Key economic estimates have been released today by the Australian Bureau of Statistics (ABS), revealing that the economy grew by three per cent during the 2022-2023 financial year.
The data includes gross domestic product (GDP), consumption, investment, income, capital stock, productivity, and balance sheets.
Australia’s national net worth has risen by $1.3 trillion to $19 trillion during FY23. However, in the background, a significant drop in the household savings ratio was experienced, decreasing from 12.6 per cent to just over four per cent for the financial year.
The ABS reported that labour productivity fell by 3.7 per cent. Furthermore, throughout the quarter, overall demand for goods and services, excluding exports, increased by 1.8 per cent. This rise marks an increase of almost four per cent in the last 12 months.
Australia’s future economic outlook
Earlier this week, the Australian Government’s treasury department Secretary, Doctor Steven Kennedy, provided an update on the Treasury’s near-term economic and fiscal outlook for Australia and globally.

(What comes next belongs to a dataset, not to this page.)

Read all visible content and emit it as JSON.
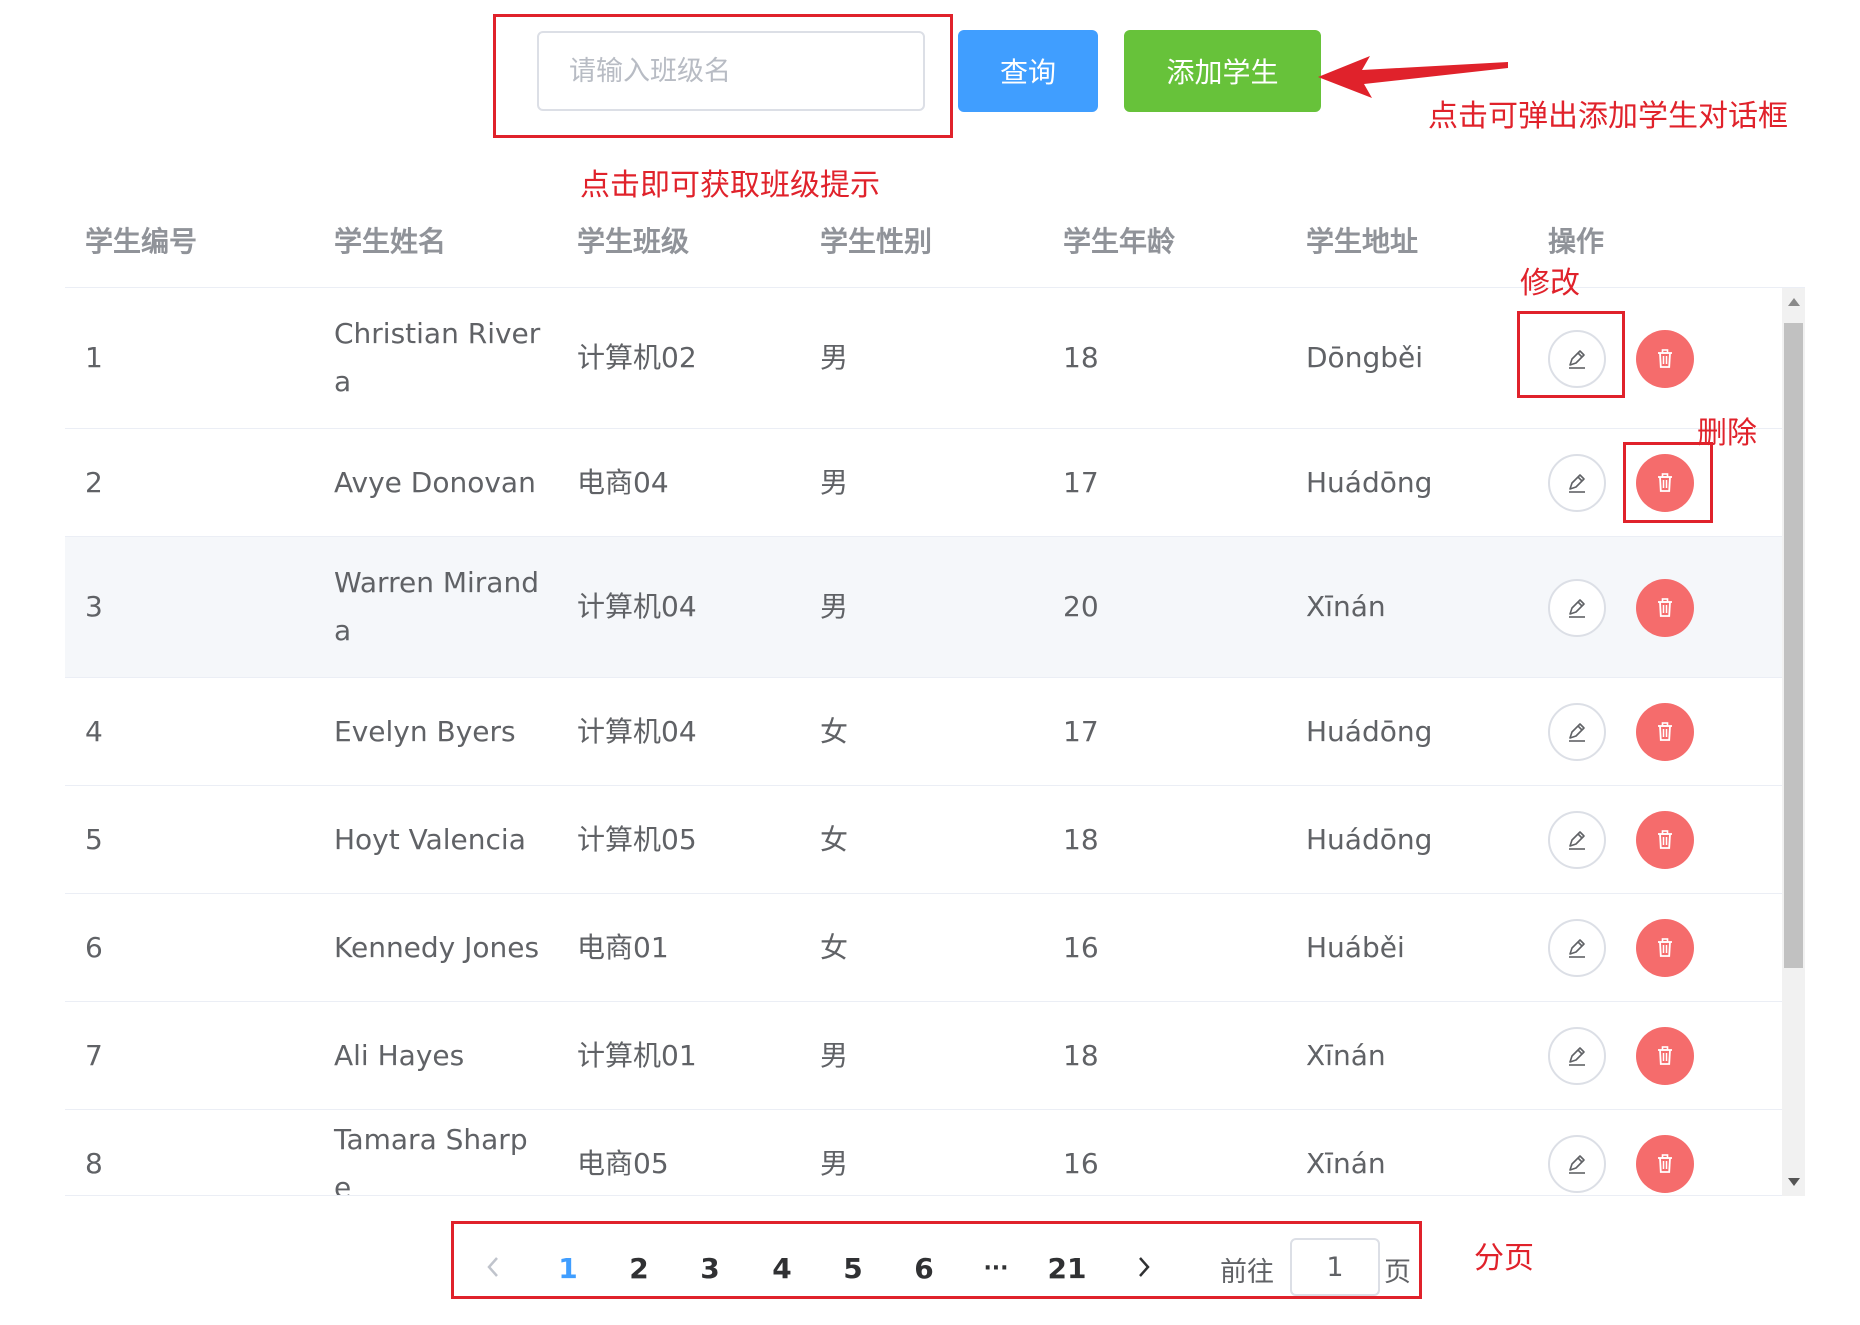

Dr Kennedy outlined several key developments within the global economy.
“The most severe bout of global inflation in decades peaked in mid‑to‑late 2022 and is now slowing,” he said.
“Global goods price inflation has fallen as pandemic supply constraints fade and the post‑pandemic boost to household demand eases.
“Elevated energy prices due to Russia’s invasion of Ukraine have also eased, although the recent rebound in oil prices has partially reversed this trend.”
The Treasury Secretary warned that there is still some time before core inflation settles back to its target rate.
“In the near term, there will be volatility in headline inflation, we have observed this in other countries, particularly with increases in headline inflation driven by petrol, and we are likely to see similar instances in Australia,” he said.
“However, we still expect inflation to steadily fall toward the target band although its descent toward the target band may be slower than initially expected due to higher petrol prices.”
Global economic events
The United States of America released its GDP data overnight, flagging an increase of 4.9 per cent, more than double the previous quarter.
The US Bureau of Economics reported that the increase reflected higher consumer spending, private inventory investment, exports, state and local government spending, federal government spending, and investments.
Multi-asset investment broker, Saxo commented on the US data overnight. The company provides leading online trading information for global financial markets.
“Oil prices saw another sharp drop yesterday despite US economic data staying strong and ECB loosening its hawkish posture,” a spokesperson commented.
“However, demand outlook remains weak and war premium continues to wobble, bringing volatility in crude oil prices. Gold stays supported with yields slipping, dollar range-bound and safe-haven demand underpinning.
“Strong US GDP and a dovish ECB outcome could not propel the dollar materially higher, supporting the case that upside is starting to get limited as positioning is stretched.”
Furthermore, China’s market activities remain weak as investors assess the magnitude of the impact of recent stimulus measures in the region.